Not surprisingly, Mr. Trump has denounced the indictment as evidence of the “corruption, scandal, and failure” of the Biden White House, and his lawyers have attacked it as being the “first time that the First Amendment has been criminalised”. U.S. politics is already shifting gear as it enters the deep end of the 2024 presidential election cycle.
Mr. Trump leads by a significant margin the cohort of at least 14 Republican candidates seeking their party’s nomination for the election. Some legal experts say that even if he is found guilty in one or more of the indictment cases, there is nothing in the U.S. constitution that bars him from contesting the 2024 election. This could lead to the unprecedented situation of the U.S. being led by a convicted President, or a President who governs from prison, if not a President who takes office and then has all of his convictions dismissed.

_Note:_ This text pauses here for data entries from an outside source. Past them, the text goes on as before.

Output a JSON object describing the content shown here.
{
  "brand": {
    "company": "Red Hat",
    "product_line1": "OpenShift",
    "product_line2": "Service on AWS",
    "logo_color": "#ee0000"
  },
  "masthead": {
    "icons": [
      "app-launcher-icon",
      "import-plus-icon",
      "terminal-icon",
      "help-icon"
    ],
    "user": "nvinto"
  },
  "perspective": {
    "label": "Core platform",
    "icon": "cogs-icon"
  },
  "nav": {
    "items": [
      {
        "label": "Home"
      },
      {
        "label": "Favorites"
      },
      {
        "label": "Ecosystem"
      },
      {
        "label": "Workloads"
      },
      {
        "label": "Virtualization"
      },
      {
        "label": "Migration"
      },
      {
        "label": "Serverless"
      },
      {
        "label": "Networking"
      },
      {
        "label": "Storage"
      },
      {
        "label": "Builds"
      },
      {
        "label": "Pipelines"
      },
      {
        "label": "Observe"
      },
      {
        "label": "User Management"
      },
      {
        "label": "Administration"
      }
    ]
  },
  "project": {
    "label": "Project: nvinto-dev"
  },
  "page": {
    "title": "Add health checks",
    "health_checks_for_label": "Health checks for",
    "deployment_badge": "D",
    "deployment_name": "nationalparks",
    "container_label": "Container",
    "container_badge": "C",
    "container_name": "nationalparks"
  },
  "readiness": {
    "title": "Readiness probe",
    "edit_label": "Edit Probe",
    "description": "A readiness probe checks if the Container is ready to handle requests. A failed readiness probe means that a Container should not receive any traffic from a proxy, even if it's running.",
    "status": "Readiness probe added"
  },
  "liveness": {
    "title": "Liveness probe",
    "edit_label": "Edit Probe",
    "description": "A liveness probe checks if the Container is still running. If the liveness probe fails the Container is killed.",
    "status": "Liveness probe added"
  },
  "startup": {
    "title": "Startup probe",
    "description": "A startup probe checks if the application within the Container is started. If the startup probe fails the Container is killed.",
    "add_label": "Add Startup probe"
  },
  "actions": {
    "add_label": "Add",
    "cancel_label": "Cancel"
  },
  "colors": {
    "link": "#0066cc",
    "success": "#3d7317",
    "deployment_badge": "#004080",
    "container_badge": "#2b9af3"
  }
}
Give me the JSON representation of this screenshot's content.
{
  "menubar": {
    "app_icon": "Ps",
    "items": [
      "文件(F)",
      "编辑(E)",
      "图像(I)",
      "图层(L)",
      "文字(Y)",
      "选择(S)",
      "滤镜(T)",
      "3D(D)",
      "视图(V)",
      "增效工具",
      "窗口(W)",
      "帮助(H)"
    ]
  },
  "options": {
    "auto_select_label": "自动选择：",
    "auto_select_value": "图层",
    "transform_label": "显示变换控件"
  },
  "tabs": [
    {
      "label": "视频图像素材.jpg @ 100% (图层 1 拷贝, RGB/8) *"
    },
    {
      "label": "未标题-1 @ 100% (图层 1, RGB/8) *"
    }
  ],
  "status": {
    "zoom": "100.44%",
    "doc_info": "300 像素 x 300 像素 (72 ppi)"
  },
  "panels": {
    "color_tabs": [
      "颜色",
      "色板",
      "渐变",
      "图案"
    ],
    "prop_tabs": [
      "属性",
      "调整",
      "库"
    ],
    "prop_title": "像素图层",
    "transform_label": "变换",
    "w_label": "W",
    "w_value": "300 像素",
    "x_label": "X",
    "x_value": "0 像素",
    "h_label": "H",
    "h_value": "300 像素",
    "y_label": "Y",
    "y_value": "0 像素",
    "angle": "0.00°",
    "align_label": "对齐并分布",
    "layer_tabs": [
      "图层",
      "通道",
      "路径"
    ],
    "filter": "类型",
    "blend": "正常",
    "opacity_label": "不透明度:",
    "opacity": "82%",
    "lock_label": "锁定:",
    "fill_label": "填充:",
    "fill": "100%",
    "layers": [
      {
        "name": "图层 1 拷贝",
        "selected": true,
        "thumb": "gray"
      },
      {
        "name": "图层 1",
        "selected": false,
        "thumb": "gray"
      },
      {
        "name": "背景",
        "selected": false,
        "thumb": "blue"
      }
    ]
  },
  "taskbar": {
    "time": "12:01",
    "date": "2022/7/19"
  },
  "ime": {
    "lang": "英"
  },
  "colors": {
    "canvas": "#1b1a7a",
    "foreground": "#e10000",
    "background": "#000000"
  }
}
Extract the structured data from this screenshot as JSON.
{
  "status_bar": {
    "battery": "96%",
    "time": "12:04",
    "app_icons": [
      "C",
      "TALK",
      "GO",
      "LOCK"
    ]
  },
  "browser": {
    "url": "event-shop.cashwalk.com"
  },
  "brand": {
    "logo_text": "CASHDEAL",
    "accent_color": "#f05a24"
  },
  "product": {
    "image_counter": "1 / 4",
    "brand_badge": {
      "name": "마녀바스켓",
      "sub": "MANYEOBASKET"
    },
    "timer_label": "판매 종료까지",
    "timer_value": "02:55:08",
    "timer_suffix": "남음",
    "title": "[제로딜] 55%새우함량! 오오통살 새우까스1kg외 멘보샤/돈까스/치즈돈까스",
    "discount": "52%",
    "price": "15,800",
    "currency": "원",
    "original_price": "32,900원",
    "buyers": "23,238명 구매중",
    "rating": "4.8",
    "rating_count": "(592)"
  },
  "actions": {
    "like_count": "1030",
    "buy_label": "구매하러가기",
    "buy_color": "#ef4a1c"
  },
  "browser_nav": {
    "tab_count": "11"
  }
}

The bizarreness of this scenario is only exceeded by the extreme levels of political polarisation of the U.S. electorate across the liberal-conservative spectrum on a variety of critical issues including the role of the government in the economy, reproductive and civil rights, immigration, foreign policy and much more. Unless bipartisanship somehow gains a foothold in this deeply conflicted polity, there is a real risk that U.S. exceptionalism may soon be a thing of the past.